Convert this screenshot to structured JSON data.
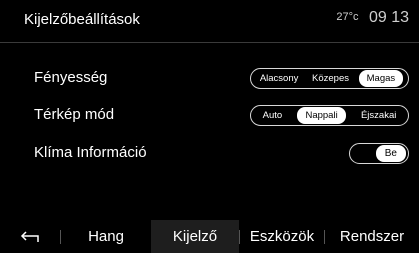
{
  "header": {
    "title": "Kijelzőbeállítások",
    "temperature": "27°c",
    "time": "09 13"
  },
  "settings": {
    "brightness": {
      "label": "Fényesség",
      "options": [
        "Alacsony",
        "Közepes",
        "Magas"
      ],
      "selected": "Magas"
    },
    "map_mode": {
      "label": "Térkép mód",
      "options": [
        "Auto",
        "Nappali",
        "Éjszakai"
      ],
      "selected": "Nappali"
    },
    "climate_info": {
      "label": "Klíma Információ",
      "value": "Be"
    }
  },
  "tabs": {
    "back_icon": "back-arrow-icon",
    "items": [
      "Hang",
      "Kijelző",
      "Eszközök",
      "Rendszer"
    ],
    "active": "Kijelző"
  }
}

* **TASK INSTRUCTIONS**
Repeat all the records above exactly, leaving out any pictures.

* **RESPONSE BOX**
Convert this screenshot to structured JSON data.
{
  "header": {
    "title": "Kijelzőbeállítások",
    "temperature": "27°c",
    "time": "09 13"
  },
  "settings": {
    "brightness": {
      "label": "Fényesség",
      "options": [
        "Alacsony",
        "Közepes",
        "Magas"
      ],
      "selected": "Magas"
    },
    "map_mode": {
      "label": "Térkép mód",
      "options": [
        "Auto",
        "Nappali",
        "Éjszakai"
      ],
      "selected": "Nappali"
    },
    "climate_info": {
      "label": "Klíma Információ",
      "value": "Be"
    }
  },
  "tabs": {
    "back_icon": "back-arrow-icon",
    "items": [
      "Hang",
      "Kijelző",
      "Eszközök",
      "Rendszer"
    ],
    "active": "Kijelző"
  }
}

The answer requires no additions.